**** TASK INPUT

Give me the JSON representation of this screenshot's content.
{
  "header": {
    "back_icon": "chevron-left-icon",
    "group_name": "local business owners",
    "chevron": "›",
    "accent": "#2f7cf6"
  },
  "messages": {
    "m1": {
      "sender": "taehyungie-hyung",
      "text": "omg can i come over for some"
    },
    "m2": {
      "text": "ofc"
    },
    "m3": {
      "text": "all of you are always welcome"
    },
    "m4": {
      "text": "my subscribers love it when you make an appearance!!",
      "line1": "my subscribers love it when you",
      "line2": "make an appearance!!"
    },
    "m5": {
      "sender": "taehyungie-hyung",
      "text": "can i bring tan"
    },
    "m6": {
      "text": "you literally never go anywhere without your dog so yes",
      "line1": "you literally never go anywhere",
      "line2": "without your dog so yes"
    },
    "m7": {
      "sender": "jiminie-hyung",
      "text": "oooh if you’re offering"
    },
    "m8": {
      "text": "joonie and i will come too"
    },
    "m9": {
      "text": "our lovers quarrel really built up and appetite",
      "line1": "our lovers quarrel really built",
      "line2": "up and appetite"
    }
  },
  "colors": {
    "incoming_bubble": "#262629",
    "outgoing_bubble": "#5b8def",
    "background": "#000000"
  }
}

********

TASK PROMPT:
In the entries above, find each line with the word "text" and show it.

OUTPUT:
      "text": "omg can i come over for some"
      "text": "ofc"
      "text": "all of you are always welcome"
      "text": "my subscribers love it when you make an appearance!!",
      "text": "can i bring tan"
      "text": "you literally never go anywhere without your dog so yes",
      "text": "oooh if you’re offering"
      "text": "joonie and i will come too"
      "text": "our lovers quarrel really built up and appetite",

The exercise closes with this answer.